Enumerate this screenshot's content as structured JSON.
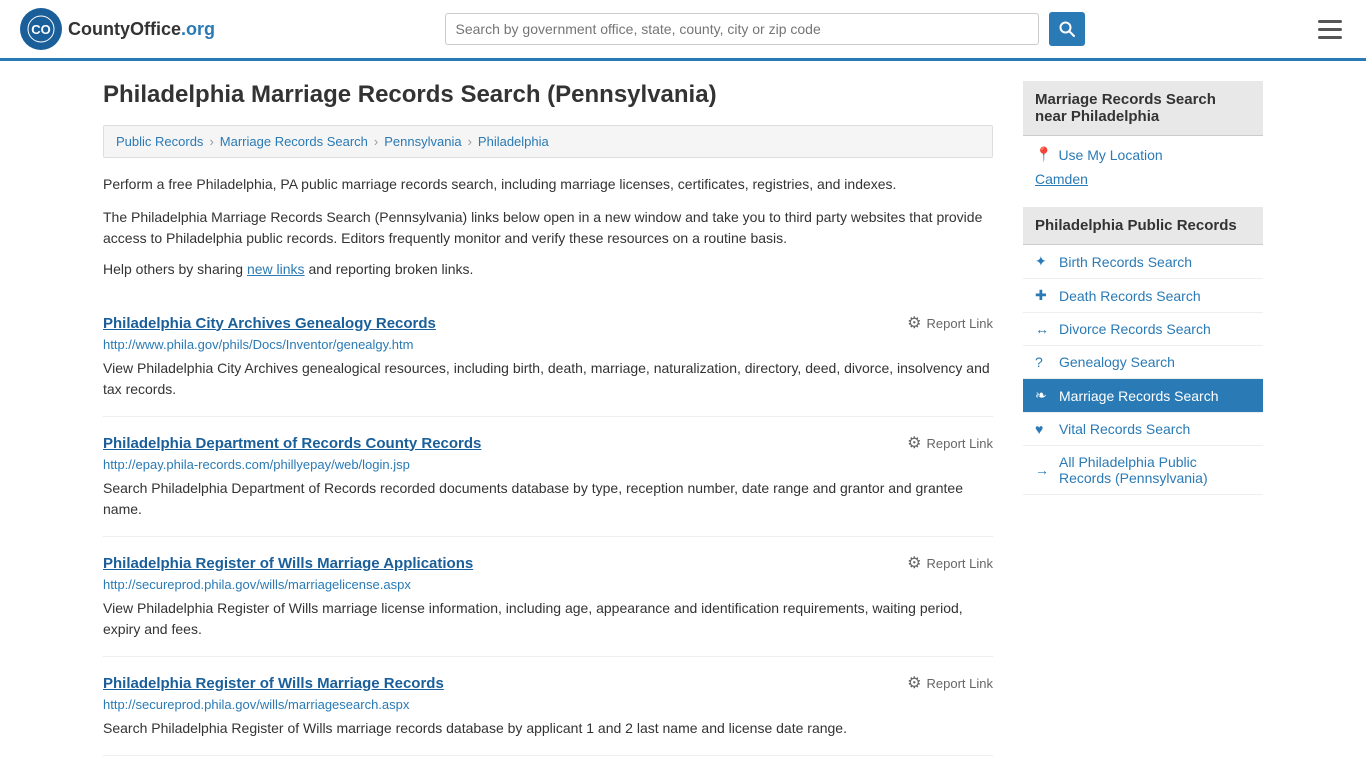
{
  "header": {
    "logo_text": "CountyOffice",
    "logo_org": ".org",
    "search_placeholder": "Search by government office, state, county, city or zip code",
    "search_value": ""
  },
  "page": {
    "title": "Philadelphia Marriage Records Search (Pennsylvania)",
    "breadcrumb": [
      {
        "label": "Public Records",
        "href": "#"
      },
      {
        "label": "Marriage Records Search",
        "href": "#"
      },
      {
        "label": "Pennsylvania",
        "href": "#"
      },
      {
        "label": "Philadelphia",
        "href": "#"
      }
    ],
    "intro1": "Perform a free Philadelphia, PA public marriage records search, including marriage licenses, certificates, registries, and indexes.",
    "intro2": "The Philadelphia Marriage Records Search (Pennsylvania) links below open in a new window and take you to third party websites that provide access to Philadelphia public records. Editors frequently monitor and verify these resources on a routine basis.",
    "help_prefix": "Help others by sharing ",
    "help_link": "new links",
    "help_suffix": " and reporting broken links.",
    "records": [
      {
        "title": "Philadelphia City Archives Genealogy Records",
        "url": "http://www.phila.gov/phils/Docs/Inventor/genealgy.htm",
        "desc": "View Philadelphia City Archives genealogical resources, including birth, death, marriage, naturalization, directory, deed, divorce, insolvency and tax records.",
        "report": "Report Link"
      },
      {
        "title": "Philadelphia Department of Records County Records",
        "url": "http://epay.phila-records.com/phillyepay/web/login.jsp",
        "desc": "Search Philadelphia Department of Records recorded documents database by type, reception number, date range and grantor and grantee name.",
        "report": "Report Link"
      },
      {
        "title": "Philadelphia Register of Wills Marriage Applications",
        "url": "http://secureprod.phila.gov/wills/marriagelicense.aspx",
        "desc": "View Philadelphia Register of Wills marriage license information, including age, appearance and identification requirements, waiting period, expiry and fees.",
        "report": "Report Link"
      },
      {
        "title": "Philadelphia Register of Wills Marriage Records",
        "url": "http://secureprod.phila.gov/wills/marriagesearch.aspx",
        "desc": "Search Philadelphia Register of Wills marriage records database by applicant 1 and 2 last name and license date range.",
        "report": "Report Link"
      }
    ]
  },
  "sidebar": {
    "nearby_header": "Marriage Records Search near Philadelphia",
    "use_location": "Use My Location",
    "nearby_city": "Camden",
    "public_records_header": "Philadelphia Public Records",
    "public_records_items": [
      {
        "label": "Birth Records Search",
        "icon": "✦",
        "active": false
      },
      {
        "label": "Death Records Search",
        "icon": "✚",
        "active": false
      },
      {
        "label": "Divorce Records Search",
        "icon": "↔",
        "active": false
      },
      {
        "label": "Genealogy Search",
        "icon": "?",
        "active": false
      },
      {
        "label": "Marriage Records Search",
        "icon": "❧",
        "active": true
      },
      {
        "label": "Vital Records Search",
        "icon": "♥",
        "active": false
      },
      {
        "label": "All Philadelphia Public Records (Pennsylvania)",
        "icon": "→",
        "active": false
      }
    ]
  }
}
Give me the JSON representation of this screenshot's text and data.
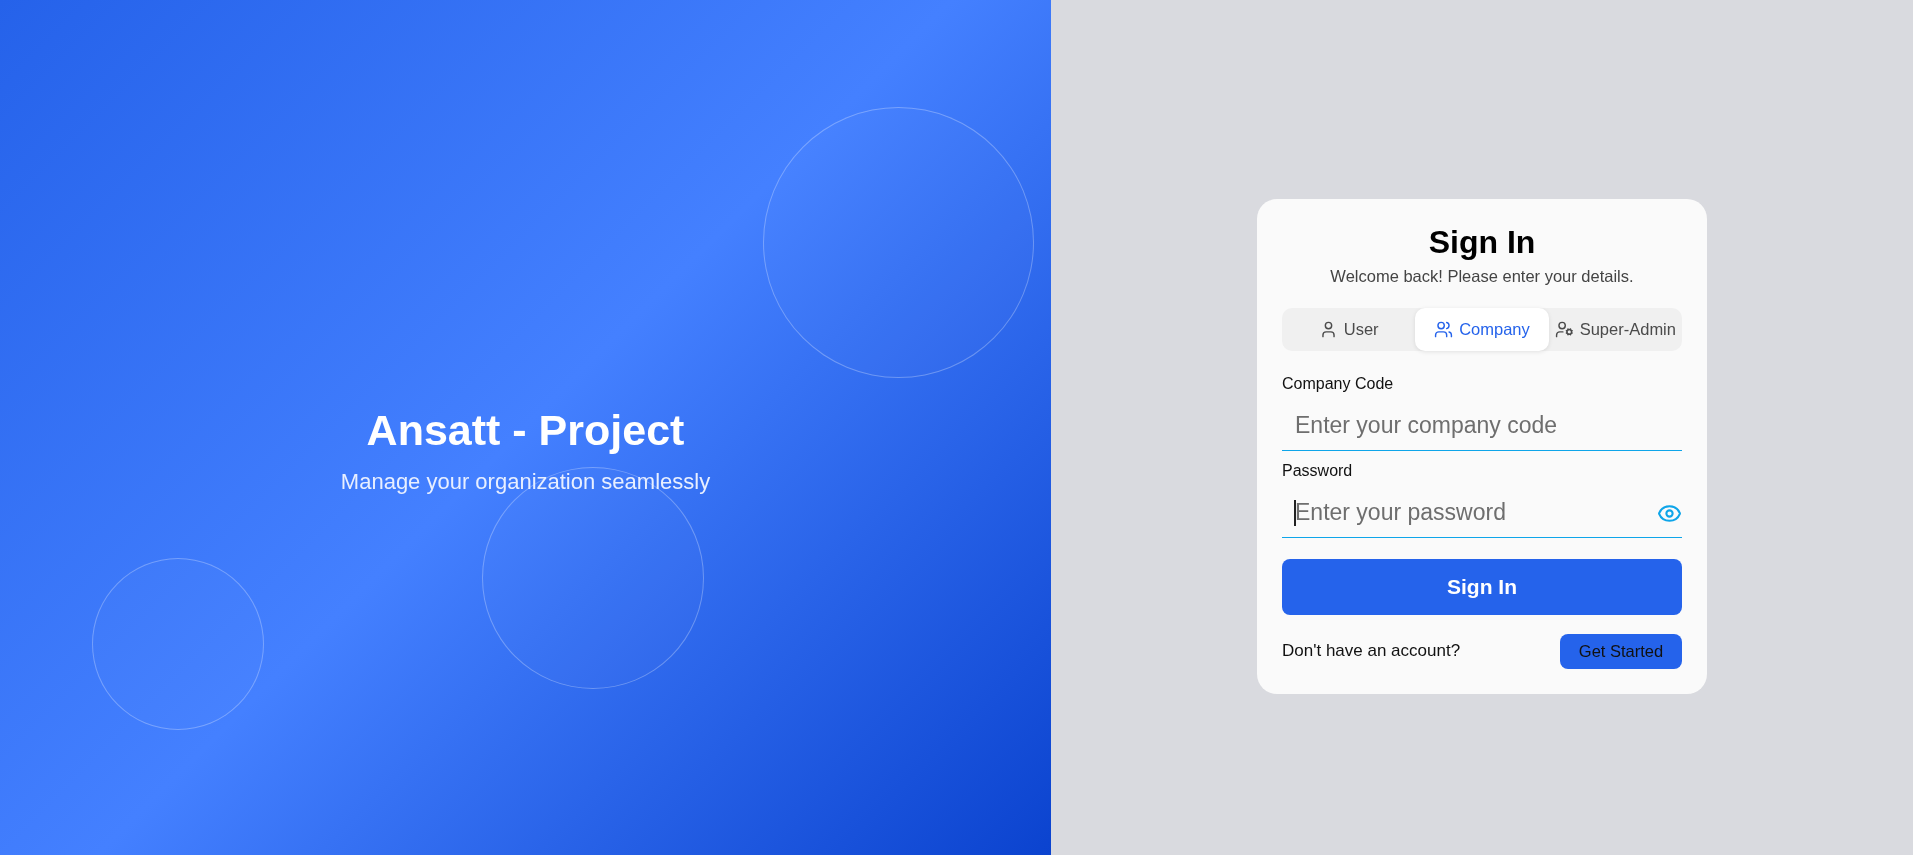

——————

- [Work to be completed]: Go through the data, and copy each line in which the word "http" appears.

- [Written response]:
        "url": "http://www.phila.gov/phils/Docs/Inventor/genealgy.htm",
        "url": "http://epay.phila-records.com/phillyepay/web/login.jsp",
        "url": "http://secureprod.phila.gov/wills/marriagelicense.aspx",
        "url": "http://secureprod.phila.gov/wills/marriagesearch.aspx",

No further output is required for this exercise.